Lime Tree

Mango bigger than my hand
Digging up Charcoal
Avocado Tree
Cacao Tree

Roads are few and far many here. Even though distances are short, it might take longer than expected to get around since there is lots of hills. One should not be afraid of riding the minivan that zooms through turns with full passenger capacity (15-18 people) in a minivan as the Rasta music is jamming! After all, this is the best way to get around on a budget while having the most fun!

There are many waterfalls on this Island and we got to hike to one with our cruising friends and neighbors Mike and Rebecca. The hike to the Trinity Falls took longer than originally anticipated but it was well wroth it! Trinity Falls is spectacular and unique, the pressure of the water in the fall is so strong that swimming would be dangerous and obviously not recommended. Even so, this group of Earthlings was not afraid to dip in the fresh water to get the sweat off after a several hours of hiking! Please be careful if you want to be crazy like us!
Trinity Falls

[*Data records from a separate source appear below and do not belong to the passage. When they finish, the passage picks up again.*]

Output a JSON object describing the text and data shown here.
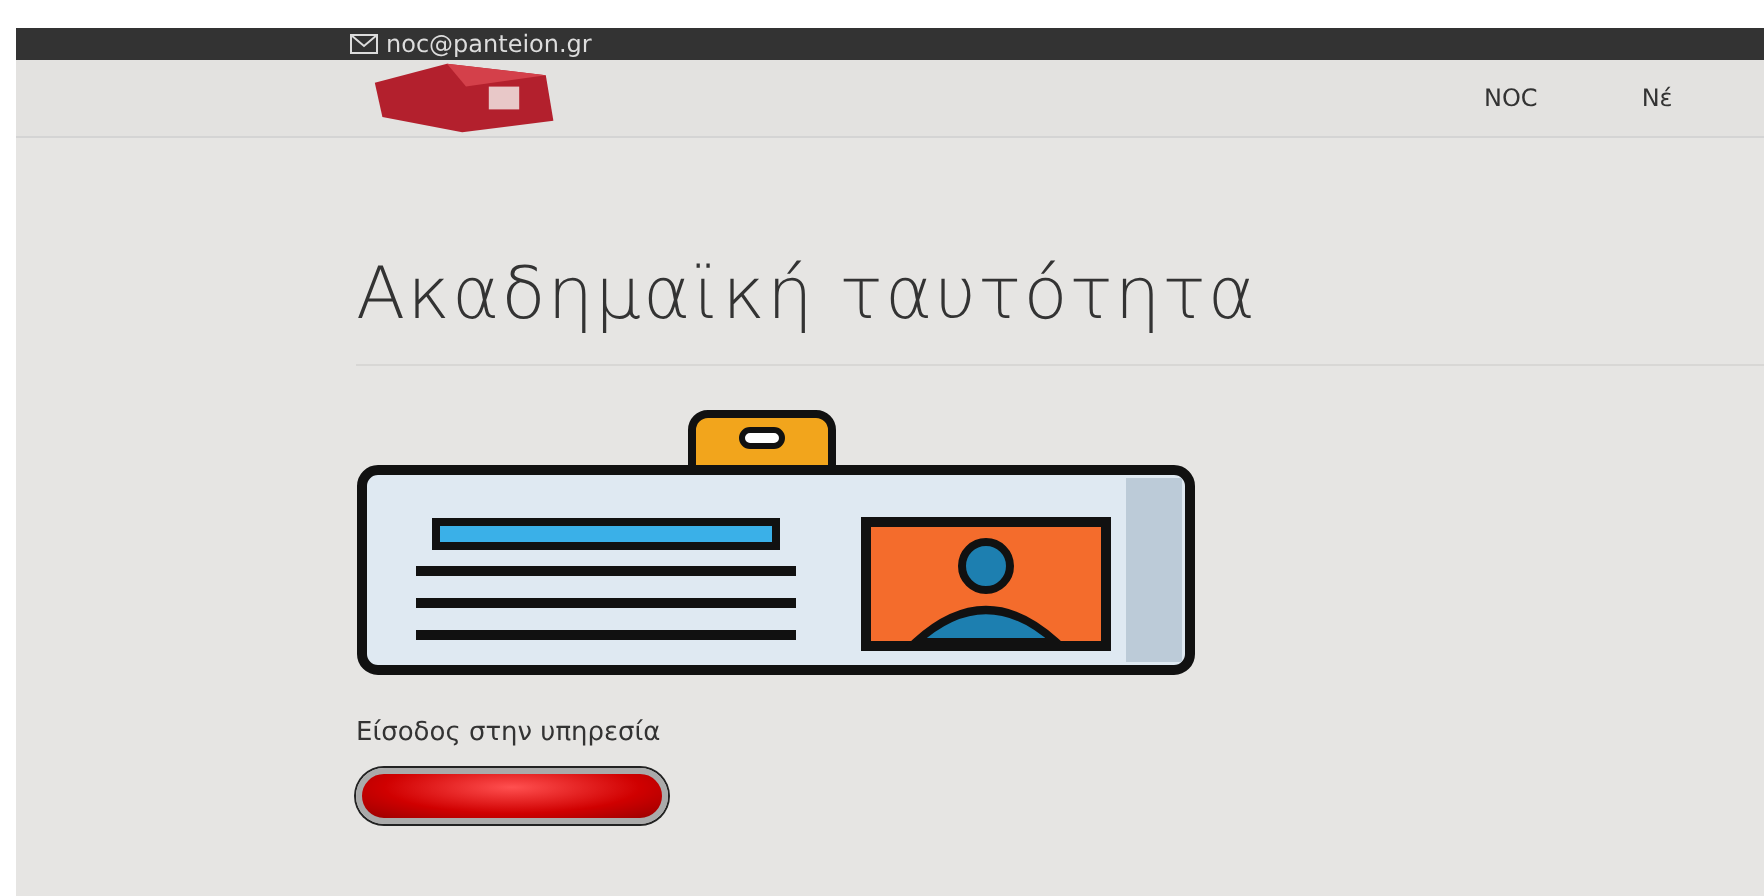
{
  "topbar": {
    "email": "noc@panteion.gr"
  },
  "nav": {
    "items": [
      {
        "label": "NOC"
      },
      {
        "label": "Νέ"
      }
    ]
  },
  "page": {
    "title": "Ακαδημαϊκή ταυτότητα",
    "service_label": "Είσοδος στην υπηρεσία"
  }
}
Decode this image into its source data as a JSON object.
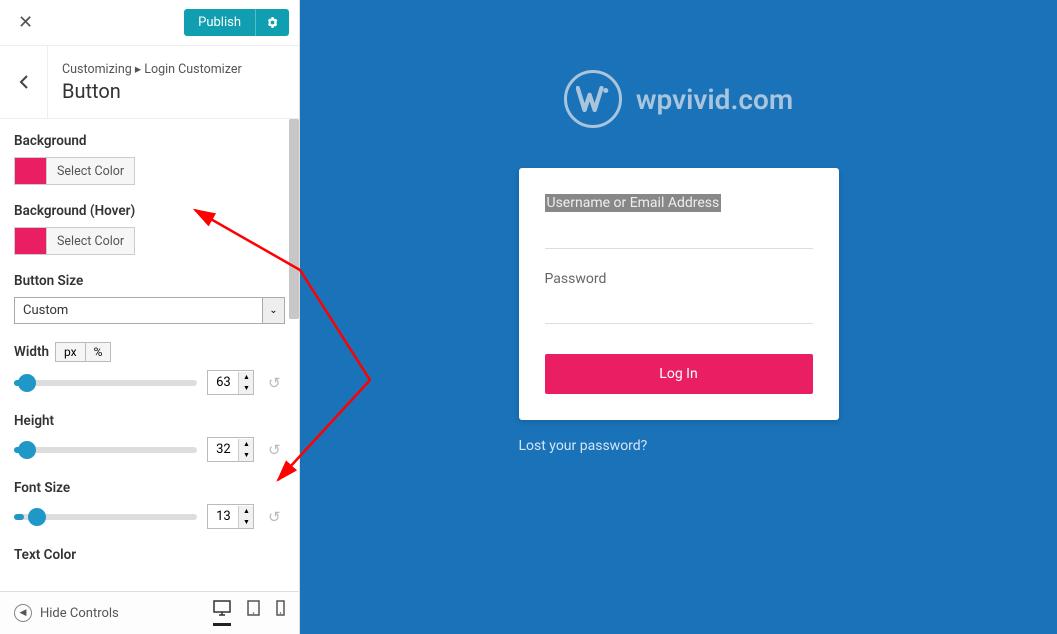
{
  "header": {
    "publish_label": "Publish"
  },
  "breadcrumb": {
    "line": "Customizing ▸ Login Customizer",
    "title": "Button"
  },
  "fields": {
    "bg_label": "Background",
    "bg_hover_label": "Background (Hover)",
    "select_color_label": "Select Color",
    "size_label": "Button Size",
    "size_value": "Custom",
    "width_label": "Width",
    "unit_px": "px",
    "unit_pct": "%",
    "width_value": "63",
    "height_label": "Height",
    "height_value": "32",
    "font_size_label": "Font Size",
    "font_size_value": "13",
    "text_color_label": "Text Color"
  },
  "footer": {
    "hide_controls_label": "Hide Controls"
  },
  "preview": {
    "logo_text": "wpvivid.com",
    "username_label": "Username or Email Address",
    "password_label": "Password",
    "login_button_label": "Log In",
    "lost_password_label": "Lost your password?"
  },
  "colors": {
    "accent_pink": "#e91e63",
    "teal": "#0f9fb0",
    "preview_bg": "#1a72b8"
  }
}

Bath by the Falls
Mike is loving it
Katherine behind the Elephant Paw Leaves

A couple days ago Katherine and I went on a dinghy adventure and rowed to the bay south of Cumberland, Wallilabou. The distance was underestimated since last time Mike zoomed there on his tender. Rowing 45 min each way was a great exercise but more importantly we met a friend of Earthling, the French Trimaran “Margaret”. It seemed like “Margaret” has been anchored in Wallilabou for a long time, the anchor lines had lots of growth on them! We sat down with Eric and his wife at the Anchor house and over a couple of drinks, they explained that Eric had suffered a serious staff infection. A mosquito bite on his leg was the cause of the infection and he had to be on antibiotics for three weeks. Now he was almost back to normal health and the following day was their last day in St. Vincent. He suggested that we have a BBQ at the local beach bar run by Rasto. Done deal! The following day a great local BBQ was put together for Eric and we enjoyed some delicious food along with the entourage. Wallilabou has also become an attraction site since the recording of the movie, “Pirates of the Caribbean” took place here where remanence of the stage is still on display.

Stage Canon

Grilled Crayfish
Eric, Rasto and I Uniting

Furthermore, it appears that staff infection is common in the boating environment.  Sandflies have been eating us alive here, especially since we are anchored so close to shore near an old mango tree! The solution is to clean all the bites regularly with alcohol and stay on top of your hygiene!

Love from St. Vincent  


  1. Great write up and pics, George. Now it's time to move further south towards new adventures!